___ Data supplied ___

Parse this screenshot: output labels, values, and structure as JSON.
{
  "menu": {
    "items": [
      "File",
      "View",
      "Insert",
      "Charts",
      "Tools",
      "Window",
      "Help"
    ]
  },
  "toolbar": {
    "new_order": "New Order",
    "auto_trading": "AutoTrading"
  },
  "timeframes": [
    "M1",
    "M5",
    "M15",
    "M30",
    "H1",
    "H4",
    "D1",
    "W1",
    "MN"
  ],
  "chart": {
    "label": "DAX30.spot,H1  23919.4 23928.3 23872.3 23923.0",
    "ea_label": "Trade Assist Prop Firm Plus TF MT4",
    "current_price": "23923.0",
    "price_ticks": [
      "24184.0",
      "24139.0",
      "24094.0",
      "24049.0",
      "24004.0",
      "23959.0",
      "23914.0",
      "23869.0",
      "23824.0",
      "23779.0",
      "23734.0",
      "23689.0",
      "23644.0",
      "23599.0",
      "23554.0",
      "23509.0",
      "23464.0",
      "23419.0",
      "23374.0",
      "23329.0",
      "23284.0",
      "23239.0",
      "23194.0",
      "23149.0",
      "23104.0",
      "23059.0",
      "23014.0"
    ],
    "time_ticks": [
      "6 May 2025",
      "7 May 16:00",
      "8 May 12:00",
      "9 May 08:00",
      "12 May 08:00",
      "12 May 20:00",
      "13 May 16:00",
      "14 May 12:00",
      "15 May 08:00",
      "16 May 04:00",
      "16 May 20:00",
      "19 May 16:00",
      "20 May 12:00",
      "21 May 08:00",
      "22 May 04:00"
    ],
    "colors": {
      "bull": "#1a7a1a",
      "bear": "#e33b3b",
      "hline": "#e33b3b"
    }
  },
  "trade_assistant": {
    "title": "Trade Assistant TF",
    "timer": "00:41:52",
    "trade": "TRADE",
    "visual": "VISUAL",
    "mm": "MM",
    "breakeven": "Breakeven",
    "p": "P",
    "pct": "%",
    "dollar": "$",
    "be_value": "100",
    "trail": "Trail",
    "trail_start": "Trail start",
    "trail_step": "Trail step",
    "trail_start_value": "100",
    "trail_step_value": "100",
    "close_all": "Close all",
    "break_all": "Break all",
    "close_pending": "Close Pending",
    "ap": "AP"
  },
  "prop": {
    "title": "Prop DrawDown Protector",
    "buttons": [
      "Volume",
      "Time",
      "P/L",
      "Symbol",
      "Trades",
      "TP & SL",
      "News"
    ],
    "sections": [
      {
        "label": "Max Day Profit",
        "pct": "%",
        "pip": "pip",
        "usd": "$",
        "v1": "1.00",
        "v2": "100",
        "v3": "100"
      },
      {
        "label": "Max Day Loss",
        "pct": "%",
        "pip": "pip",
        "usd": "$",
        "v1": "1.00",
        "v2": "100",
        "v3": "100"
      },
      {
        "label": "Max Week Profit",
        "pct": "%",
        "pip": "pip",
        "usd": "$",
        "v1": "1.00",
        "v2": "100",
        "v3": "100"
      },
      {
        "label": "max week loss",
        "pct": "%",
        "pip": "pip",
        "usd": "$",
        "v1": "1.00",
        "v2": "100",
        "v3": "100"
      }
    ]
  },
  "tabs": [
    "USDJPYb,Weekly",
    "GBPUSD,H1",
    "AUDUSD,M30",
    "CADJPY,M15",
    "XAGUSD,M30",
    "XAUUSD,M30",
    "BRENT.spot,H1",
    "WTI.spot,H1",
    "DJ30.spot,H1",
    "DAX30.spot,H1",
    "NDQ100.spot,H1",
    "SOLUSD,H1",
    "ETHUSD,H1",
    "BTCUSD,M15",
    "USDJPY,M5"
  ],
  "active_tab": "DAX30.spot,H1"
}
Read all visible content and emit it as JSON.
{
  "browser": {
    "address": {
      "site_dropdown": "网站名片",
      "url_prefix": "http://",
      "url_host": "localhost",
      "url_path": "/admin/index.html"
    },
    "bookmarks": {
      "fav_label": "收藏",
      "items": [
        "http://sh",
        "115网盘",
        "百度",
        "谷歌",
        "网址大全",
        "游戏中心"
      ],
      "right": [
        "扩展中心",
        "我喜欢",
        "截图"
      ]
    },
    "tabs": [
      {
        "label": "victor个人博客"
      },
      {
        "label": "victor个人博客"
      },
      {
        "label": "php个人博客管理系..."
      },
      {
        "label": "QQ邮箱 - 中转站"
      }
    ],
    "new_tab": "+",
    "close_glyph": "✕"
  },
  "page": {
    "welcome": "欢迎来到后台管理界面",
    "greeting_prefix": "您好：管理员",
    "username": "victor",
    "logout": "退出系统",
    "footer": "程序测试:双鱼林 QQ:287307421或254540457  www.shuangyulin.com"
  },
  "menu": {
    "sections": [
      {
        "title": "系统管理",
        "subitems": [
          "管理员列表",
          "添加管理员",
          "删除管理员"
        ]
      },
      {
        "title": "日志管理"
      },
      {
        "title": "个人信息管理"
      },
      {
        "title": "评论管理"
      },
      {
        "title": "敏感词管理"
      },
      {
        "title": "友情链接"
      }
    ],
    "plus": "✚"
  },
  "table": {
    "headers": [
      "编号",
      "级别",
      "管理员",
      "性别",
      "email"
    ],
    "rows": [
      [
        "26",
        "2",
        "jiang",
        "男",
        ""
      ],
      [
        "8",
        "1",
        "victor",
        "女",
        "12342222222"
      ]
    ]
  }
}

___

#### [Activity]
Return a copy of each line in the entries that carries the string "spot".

#### [Problem solution]
    "label": "DAX30.spot,H1  23919.4 23928.3 23872.3 23923.0",
    "BRENT.spot,H1",
    "WTI.spot,H1",
    "DJ30.spot,H1",
    "DAX30.spot,H1",
    "NDQ100.spot,H1",
  "active_tab": "DAX30.spot,H1"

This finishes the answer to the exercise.